The Body in Parts
Fantasies of Corporeality in Early Modern Europe
Edited by David Hillman, Carla Mazzio
Routledge – 1997 – 376 pages
An examination of how the body--its organs, limbs, and viscera--were represented in the literature and culture of early modern Europe. This provocative volume demonstrates, the symbolism of body parts challenge our assumptions about "the body" as a fundamental Renaissance image of self, society, and nation.
"The book is helpfully organized… The essays are consistently innovative…" -- Medieval and Renaissance Drama in England 1999
"…these essays are incredibly learned, filled with analyses of anatomical treatises, ancient medical encyclopedias and commentaries on scripture." -- The New York Times
"The Body in Parts is a must-read not only for those interested in the culture of early modern Europe, but for anyone interested in thinking about the modern and post-modern body as well. Its claims for the importance of the body and its discourses for understanding the literary, scientific, political and religious culture of early modern Europe are persuasive and its range--literally from head to toe--and learning admirable.
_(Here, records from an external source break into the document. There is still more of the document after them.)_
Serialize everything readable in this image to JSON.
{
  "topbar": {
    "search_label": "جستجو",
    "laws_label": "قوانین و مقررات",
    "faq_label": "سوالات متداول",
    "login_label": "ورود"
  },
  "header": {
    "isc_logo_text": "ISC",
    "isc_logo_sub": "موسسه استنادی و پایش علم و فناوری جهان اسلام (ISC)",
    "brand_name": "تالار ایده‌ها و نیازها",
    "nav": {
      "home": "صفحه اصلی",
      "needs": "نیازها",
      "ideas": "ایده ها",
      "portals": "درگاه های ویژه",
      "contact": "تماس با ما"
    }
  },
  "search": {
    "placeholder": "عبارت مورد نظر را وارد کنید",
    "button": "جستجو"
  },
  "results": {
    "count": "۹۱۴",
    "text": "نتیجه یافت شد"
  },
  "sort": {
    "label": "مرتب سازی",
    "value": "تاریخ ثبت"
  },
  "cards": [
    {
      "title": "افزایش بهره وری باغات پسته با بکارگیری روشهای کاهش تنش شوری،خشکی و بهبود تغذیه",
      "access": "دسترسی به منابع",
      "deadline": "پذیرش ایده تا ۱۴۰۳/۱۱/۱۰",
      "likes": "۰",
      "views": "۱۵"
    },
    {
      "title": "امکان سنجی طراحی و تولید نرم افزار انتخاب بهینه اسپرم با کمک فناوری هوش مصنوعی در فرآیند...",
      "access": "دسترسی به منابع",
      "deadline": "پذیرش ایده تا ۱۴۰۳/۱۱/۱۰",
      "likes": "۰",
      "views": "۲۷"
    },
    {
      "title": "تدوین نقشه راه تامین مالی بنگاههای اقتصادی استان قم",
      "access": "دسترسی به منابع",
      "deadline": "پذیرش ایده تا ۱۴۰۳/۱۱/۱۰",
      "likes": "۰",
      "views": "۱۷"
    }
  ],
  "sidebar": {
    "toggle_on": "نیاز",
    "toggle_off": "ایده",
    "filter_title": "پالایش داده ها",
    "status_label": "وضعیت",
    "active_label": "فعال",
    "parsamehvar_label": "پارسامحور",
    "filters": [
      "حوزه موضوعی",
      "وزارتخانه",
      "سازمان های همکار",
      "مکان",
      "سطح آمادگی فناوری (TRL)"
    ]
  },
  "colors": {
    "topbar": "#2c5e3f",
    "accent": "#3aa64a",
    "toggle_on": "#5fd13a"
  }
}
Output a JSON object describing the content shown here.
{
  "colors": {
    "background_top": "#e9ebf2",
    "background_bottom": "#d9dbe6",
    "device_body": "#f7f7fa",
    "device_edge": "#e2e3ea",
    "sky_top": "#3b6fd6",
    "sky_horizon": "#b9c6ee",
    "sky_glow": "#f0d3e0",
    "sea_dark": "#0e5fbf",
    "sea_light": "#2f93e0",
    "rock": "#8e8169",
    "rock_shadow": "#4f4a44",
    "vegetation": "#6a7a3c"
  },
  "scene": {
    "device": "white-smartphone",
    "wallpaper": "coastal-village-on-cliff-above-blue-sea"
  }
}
A significant contribution to ongoing work on gender, sexuality and the body." -- Karen Newman, Brown University
"The Body in Parts expands the knowledge of this crucial period of history through the exploration of the social, symbolic, and scientific fragmentation of the body, This book will appeal to scholars interested in literature, history, art, and development of scientific knowledge in the early modern era." -- Sixteenth Century Journal
Carla Mazzio and David Hillman are both Teaching Fellows in the Department of English at Harvard.